In the ‘90s Hawley would find himself on Top Of The Pops with the Longpigs, then on tour with Pulp alongside his old school friend, bassist Steve Mackey. His work as a session musician has seen him work with everyone from Nancy Sinatra to All Saints, but it was when he started recording his own songs at the urging of Mackey and Jarvis Cocker that Hawley began to win wider acclaim. His fourth album, Coles Corner, was nominated for the Mercury Prize: “Someone call 999,” said Arctic Monkey’s Alex Turner when accepting the prize for his band’s debut in 2006. “Richard Hawley's been robbed.”

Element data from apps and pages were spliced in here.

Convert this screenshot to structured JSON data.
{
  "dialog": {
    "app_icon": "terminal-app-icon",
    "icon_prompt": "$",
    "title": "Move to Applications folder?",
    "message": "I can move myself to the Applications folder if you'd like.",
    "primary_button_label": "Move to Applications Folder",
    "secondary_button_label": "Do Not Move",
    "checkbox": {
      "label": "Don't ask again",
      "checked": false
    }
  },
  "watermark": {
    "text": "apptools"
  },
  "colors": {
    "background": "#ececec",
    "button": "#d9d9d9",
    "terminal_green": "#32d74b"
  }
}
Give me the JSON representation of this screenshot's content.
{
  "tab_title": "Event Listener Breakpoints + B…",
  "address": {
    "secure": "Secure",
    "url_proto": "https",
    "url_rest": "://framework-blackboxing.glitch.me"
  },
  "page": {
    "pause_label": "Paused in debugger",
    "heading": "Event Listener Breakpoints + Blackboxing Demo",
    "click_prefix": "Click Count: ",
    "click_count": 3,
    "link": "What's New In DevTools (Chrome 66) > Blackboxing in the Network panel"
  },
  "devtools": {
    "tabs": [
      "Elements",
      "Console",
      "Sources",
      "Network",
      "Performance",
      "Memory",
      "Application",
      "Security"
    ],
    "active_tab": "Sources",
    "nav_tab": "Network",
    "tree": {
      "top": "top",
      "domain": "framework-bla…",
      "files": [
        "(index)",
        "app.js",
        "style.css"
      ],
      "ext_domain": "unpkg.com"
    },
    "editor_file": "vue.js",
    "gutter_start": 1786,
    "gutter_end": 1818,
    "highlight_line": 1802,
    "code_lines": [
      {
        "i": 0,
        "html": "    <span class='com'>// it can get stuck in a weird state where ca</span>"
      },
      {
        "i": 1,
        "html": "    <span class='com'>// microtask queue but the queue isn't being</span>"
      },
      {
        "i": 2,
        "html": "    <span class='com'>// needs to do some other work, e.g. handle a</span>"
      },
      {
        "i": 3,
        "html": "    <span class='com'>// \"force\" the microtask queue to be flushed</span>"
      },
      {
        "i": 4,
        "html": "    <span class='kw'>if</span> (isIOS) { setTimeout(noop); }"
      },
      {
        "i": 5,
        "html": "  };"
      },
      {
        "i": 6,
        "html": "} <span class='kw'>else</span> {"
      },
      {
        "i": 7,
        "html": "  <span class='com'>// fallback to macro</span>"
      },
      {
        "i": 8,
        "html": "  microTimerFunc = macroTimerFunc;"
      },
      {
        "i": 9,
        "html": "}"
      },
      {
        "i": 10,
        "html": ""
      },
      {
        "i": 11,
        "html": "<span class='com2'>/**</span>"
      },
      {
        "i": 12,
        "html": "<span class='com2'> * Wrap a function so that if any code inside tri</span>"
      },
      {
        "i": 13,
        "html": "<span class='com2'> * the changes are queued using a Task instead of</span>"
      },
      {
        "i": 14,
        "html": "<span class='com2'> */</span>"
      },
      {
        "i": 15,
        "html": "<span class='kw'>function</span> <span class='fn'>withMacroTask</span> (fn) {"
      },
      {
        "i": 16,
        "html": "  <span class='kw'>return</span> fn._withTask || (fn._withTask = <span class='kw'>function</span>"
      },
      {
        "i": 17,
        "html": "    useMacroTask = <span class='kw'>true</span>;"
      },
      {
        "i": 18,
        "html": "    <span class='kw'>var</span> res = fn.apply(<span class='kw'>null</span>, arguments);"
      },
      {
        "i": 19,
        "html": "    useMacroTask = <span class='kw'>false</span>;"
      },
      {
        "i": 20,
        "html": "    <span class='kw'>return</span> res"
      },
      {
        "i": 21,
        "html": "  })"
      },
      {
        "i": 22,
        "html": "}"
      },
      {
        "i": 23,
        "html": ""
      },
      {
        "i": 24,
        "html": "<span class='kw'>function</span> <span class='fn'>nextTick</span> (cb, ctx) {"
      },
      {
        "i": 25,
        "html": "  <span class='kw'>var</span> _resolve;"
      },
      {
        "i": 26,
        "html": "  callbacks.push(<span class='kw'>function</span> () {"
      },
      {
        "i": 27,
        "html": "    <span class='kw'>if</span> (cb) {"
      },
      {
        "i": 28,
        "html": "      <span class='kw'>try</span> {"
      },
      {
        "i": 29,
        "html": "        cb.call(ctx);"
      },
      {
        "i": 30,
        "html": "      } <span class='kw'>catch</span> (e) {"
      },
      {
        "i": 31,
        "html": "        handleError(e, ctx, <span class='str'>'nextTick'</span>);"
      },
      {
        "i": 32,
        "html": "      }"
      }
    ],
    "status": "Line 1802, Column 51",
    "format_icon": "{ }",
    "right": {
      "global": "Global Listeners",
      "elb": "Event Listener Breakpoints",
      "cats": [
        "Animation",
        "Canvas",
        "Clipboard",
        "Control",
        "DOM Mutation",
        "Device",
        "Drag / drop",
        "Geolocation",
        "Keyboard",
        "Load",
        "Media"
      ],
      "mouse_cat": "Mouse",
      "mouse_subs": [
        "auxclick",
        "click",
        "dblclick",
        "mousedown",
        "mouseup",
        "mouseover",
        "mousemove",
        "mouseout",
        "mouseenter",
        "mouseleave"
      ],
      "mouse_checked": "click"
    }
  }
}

Hawley’s eighth album Hollow Meadows was, like all of his records. recorded at Yellow Arch Studios in Neepsend, with additional parts recorded in his shed-turned-home studio, dubbed Disgraceland. Its title, which comes after the village on the edge of the Peak District, continues a sequence of Sheffield titular references: Coles Corner is where lovers used meet at the end of Fargate, Lowedges is down Abbeydale Road, Lady’s Bridge crosses the River Don, Truelove’s Gutter was inspired by an ancient town centre street and Standing At The Sky’s Edge is a nod to one of the best views in the city. In other words, he loves Sheffield just as much as we do.
How would you describe your work?
I haven’t done a day's work in my life! I’ve studiously avoided it – I’ve made music instead.
What inspires you?
Walking with my dogs in the woods, the rolling hills that surround Sheffield, the bits of beauty around us. I’m sick of hearing the phrase “it’s grim up north”. It just isn’t. It’s time to dispel the myth. I’m inspired by places and people in equal amounts.
What’s your workspace like?
Like a cross between the Cutty Sark and the Tardis.
What do you love about Sheffield?
"The glory of it all."*
What would you do to improve the city?
Free Guinness – but not everyday, that would be silly.
How has Sheffield influenced Hollow Meadows?
I have lived in Sheffield all my life so it’s influenced it in every way possible. Sheffield will always influence what I do.
What do you miss when you're away on tour?
My wife, my kids, my bed, my dogs, my vinyl, my friends, my walks in the woods, my free time, my local.
What do you look forward to about hometown gigs?
I get all of the above and Sheffield folk are very kind and generous with their support.
Who are your favourite Sheffield musicians at the moment?
Well, I don’t get to listen to much new music as I’m always exploring the wonders of old vinyl. But I just had the privilege of working with two great local musicians – Rebecca Taylor from Slow Club and my dear friend Martin Simpson. Also, High Hazels just supported me and I thought they were awesome.
*Lyric from Serenade Of Blue, Hollow Meadows.